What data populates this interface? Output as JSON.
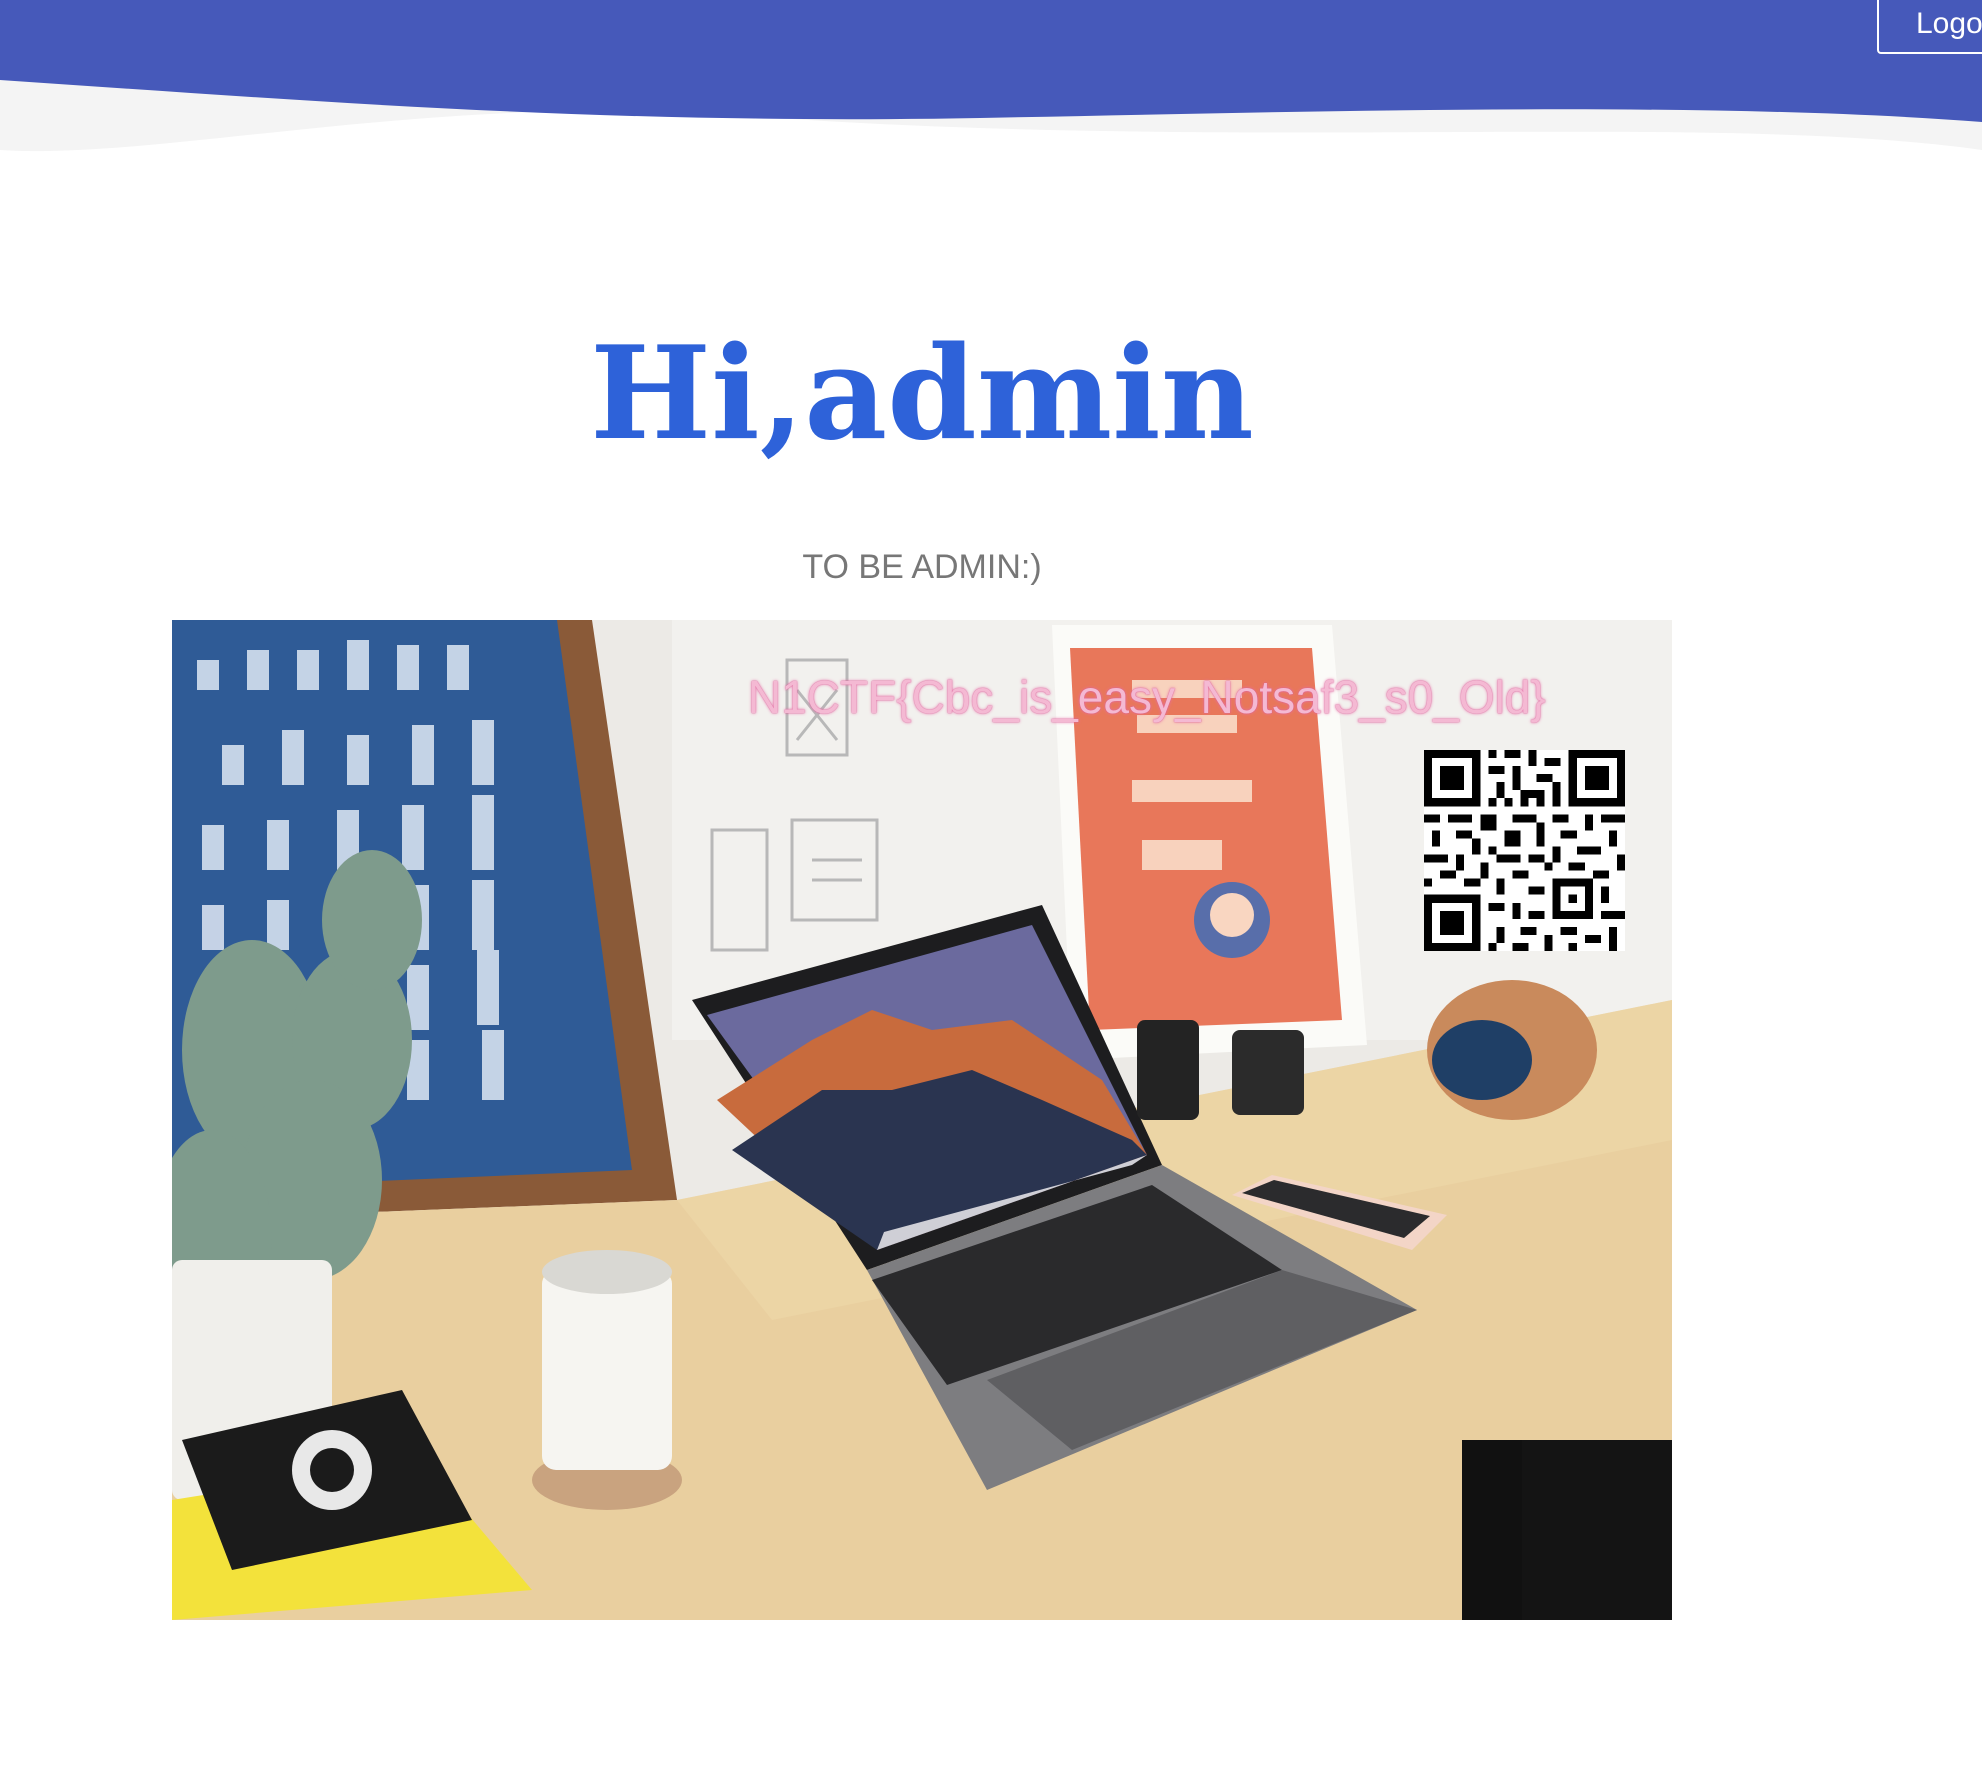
{
  "header": {
    "logout_label": "Logout",
    "color": "#4659ba"
  },
  "main": {
    "title": "Hi,admin",
    "subtitle": "TO BE ADMIN:)",
    "title_color": "#2e62d9"
  },
  "hero": {
    "overlay_text": "N1CTF{Cbc_is_easy_Notsaf3_s0_Old}",
    "overlay_color": "#f4b9d3"
  }
}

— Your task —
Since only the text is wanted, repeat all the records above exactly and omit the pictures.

— Result of the task —
What data populates this interface? Output as JSON.
{
  "header": {
    "logout_label": "Logout",
    "color": "#4659ba"
  },
  "main": {
    "title": "Hi,admin",
    "subtitle": "TO BE ADMIN:)",
    "title_color": "#2e62d9"
  },
  "hero": {
    "overlay_text": "N1CTF{Cbc_is_easy_Notsaf3_s0_Old}",
    "overlay_color": "#f4b9d3"
  }
}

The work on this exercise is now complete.